Russia and the U.S. have concluded the spy scandal. Both the Russian Foreign Ministry and the U.S. Department of State have officially confirmed recent media announcements about an agreement on a ‘spy exchange.’ According to the agreement, 10 alleged special agents for Russia who had to plead guilty or go to jail in the U.S. will be swapped for four people officially convicted for spying for Western countries. (Can we say coercion?)
The main conditions of the swap deal was for the 10 special agents for Russia to plead guilty. (Other words admit we are a bad people…)
President Dmitry Medvedev has signed a decree pardoning the four jailed convicts based also on their petitions for pardon, in which they also confess their crimes and signed statements of oath also. All 4 of the pardoned by Medvedev have already served lengthy prison sentences – between 5 and 11 years. (Now we know why Medvedev has been quiet…)

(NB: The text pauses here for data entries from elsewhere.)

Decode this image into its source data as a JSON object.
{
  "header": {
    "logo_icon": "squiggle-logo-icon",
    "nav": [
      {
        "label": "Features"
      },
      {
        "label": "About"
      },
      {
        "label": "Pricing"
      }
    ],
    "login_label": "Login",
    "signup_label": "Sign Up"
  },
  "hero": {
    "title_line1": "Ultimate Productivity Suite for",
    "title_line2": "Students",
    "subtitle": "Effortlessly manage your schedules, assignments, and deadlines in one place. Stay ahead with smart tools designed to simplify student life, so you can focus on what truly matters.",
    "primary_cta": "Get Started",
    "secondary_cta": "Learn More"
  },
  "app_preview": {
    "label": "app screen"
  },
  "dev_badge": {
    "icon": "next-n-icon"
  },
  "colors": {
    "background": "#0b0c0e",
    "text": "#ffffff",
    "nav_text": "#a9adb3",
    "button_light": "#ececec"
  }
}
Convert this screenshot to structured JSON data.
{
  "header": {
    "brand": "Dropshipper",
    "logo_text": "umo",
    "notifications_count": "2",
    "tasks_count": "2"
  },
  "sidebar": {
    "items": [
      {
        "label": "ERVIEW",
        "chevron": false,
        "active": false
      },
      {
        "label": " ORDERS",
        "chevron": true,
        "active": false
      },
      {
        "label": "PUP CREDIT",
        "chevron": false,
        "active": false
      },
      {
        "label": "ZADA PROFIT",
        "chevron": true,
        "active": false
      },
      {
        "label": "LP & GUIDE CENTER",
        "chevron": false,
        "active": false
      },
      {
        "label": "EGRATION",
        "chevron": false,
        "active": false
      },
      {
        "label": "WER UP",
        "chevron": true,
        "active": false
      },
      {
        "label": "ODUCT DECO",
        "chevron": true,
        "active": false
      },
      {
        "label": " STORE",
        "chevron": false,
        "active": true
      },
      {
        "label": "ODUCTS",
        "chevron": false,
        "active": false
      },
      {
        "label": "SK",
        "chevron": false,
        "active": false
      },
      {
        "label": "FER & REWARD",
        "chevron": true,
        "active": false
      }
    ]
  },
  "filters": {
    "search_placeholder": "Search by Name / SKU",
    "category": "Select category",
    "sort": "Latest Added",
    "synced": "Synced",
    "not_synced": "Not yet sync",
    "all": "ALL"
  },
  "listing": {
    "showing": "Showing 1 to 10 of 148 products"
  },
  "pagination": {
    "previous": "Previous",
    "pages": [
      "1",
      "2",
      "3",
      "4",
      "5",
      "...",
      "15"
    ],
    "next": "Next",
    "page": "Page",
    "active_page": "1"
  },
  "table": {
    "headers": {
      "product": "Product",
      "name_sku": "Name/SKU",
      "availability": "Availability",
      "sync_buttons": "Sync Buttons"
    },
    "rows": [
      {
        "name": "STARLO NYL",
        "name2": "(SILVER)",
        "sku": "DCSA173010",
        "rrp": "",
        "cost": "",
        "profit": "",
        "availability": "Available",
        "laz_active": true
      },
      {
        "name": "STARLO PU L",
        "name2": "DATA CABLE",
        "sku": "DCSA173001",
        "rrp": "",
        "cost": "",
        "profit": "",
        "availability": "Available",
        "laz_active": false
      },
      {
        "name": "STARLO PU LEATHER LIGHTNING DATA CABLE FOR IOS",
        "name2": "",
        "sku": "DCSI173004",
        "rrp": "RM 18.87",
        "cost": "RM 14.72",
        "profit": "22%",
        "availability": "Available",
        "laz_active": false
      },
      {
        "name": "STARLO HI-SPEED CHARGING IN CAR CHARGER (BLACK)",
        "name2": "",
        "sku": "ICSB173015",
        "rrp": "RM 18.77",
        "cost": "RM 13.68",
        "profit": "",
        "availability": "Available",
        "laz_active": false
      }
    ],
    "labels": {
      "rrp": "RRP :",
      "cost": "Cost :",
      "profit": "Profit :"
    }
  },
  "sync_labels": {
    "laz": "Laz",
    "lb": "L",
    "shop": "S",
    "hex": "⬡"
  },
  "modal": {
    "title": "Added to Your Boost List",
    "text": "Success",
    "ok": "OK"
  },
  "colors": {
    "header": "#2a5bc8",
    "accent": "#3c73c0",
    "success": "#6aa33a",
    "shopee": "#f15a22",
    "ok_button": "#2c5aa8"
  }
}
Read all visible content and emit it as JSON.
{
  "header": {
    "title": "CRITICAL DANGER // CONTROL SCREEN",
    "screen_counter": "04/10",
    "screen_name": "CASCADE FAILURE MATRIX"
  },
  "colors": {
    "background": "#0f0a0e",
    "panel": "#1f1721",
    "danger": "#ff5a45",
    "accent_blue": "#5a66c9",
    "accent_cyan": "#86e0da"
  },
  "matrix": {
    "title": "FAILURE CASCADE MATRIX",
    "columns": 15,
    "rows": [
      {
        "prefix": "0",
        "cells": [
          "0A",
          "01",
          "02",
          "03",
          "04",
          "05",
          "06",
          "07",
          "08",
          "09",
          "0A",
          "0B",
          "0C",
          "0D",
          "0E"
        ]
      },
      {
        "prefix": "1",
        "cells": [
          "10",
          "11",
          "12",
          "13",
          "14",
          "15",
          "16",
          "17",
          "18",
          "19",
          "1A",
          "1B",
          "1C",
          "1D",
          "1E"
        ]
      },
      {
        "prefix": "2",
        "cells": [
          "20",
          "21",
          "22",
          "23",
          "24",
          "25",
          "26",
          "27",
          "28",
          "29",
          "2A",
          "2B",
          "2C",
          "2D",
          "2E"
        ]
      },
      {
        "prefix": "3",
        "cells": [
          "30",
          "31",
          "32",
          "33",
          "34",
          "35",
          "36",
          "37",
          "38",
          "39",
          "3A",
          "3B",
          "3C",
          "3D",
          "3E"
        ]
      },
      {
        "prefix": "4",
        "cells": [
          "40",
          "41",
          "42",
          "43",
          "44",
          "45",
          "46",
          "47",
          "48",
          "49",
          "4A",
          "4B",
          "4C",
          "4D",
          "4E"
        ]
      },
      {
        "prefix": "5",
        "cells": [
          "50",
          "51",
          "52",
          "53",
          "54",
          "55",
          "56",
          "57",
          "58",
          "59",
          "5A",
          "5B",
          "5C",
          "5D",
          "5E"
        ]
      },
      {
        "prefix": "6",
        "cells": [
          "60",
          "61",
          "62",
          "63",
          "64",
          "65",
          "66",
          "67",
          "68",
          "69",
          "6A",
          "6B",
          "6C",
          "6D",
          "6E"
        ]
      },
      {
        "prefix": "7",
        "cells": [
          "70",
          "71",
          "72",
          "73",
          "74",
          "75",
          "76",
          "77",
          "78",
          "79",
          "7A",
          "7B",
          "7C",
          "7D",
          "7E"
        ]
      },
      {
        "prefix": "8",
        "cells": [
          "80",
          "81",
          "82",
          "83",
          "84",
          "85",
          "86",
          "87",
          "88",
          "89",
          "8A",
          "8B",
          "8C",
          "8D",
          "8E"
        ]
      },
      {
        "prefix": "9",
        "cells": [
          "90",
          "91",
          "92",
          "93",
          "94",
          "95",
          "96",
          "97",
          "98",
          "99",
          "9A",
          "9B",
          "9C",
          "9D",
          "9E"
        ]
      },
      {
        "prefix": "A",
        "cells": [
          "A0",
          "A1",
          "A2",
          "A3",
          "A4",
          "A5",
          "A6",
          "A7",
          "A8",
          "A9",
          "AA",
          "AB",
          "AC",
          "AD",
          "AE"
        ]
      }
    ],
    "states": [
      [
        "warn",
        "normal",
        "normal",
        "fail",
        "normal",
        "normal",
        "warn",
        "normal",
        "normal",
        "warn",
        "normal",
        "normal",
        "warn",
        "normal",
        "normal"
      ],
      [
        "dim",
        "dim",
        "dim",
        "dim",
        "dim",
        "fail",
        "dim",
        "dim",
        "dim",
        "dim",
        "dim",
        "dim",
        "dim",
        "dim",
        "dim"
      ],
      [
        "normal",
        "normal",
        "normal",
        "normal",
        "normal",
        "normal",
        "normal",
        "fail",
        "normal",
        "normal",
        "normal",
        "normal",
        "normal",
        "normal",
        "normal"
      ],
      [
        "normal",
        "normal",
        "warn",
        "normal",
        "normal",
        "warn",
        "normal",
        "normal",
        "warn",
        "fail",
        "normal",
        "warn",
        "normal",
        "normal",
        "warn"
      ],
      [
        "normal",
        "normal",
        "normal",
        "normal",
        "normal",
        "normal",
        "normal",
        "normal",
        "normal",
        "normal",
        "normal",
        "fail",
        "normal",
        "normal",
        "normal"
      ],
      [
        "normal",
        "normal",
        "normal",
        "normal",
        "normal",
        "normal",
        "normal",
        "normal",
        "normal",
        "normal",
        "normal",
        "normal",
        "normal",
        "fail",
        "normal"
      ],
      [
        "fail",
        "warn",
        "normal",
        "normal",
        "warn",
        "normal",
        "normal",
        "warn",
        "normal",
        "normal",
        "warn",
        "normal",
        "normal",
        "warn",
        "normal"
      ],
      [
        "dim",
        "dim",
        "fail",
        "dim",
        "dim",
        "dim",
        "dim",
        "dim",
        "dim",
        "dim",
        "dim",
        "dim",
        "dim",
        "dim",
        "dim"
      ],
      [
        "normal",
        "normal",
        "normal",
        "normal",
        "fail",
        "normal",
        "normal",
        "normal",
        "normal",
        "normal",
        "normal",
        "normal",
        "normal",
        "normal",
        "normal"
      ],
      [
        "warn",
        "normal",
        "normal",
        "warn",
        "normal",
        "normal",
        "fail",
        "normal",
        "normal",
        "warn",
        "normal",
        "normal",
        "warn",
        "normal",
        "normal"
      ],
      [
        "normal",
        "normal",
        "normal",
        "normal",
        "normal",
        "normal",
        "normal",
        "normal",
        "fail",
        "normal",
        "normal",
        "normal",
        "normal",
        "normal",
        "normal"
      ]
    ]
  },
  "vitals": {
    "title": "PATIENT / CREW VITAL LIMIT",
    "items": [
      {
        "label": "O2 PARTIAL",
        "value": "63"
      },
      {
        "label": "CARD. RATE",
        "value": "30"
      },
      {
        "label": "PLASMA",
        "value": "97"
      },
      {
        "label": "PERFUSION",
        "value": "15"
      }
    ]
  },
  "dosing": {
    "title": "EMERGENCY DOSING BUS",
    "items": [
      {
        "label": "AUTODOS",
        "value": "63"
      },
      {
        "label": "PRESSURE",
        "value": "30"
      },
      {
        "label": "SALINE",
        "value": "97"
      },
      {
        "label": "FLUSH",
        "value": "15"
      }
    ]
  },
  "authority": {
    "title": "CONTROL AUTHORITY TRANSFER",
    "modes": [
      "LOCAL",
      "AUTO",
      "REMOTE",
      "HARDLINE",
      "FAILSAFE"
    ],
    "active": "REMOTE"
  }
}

The members of the alleged spy team have all signed statements of oath with their quilt pleas that expressively forbid them from talking to the press about said dealings over this case.
Can anyone understand that this was a total manipulation of the judicial and governmental systems from day one, plus that ulterior motives ruled in this aspect? Does anyone realize that this was a warning shot to wake up certain governmental officials in the USA.
Windows to Russia!
PS: Does anyone realize that they really are not spies? They could not even be charged with espionage…
- Russian president pardons 4 spies for swap with US (seattletimes.nwsource.com)
- SFgate.com Admin official: Russians had to sign oath on guilt (sfgate.com)
- You: Medvedev pardons four accused spies – Update (earthtimes.org)
- Justice Dept. says Russians will release 4 in spy swap (thenewstribune.com)
- Anna Chapman ‘to return to Britain’ (telegraph.co.uk)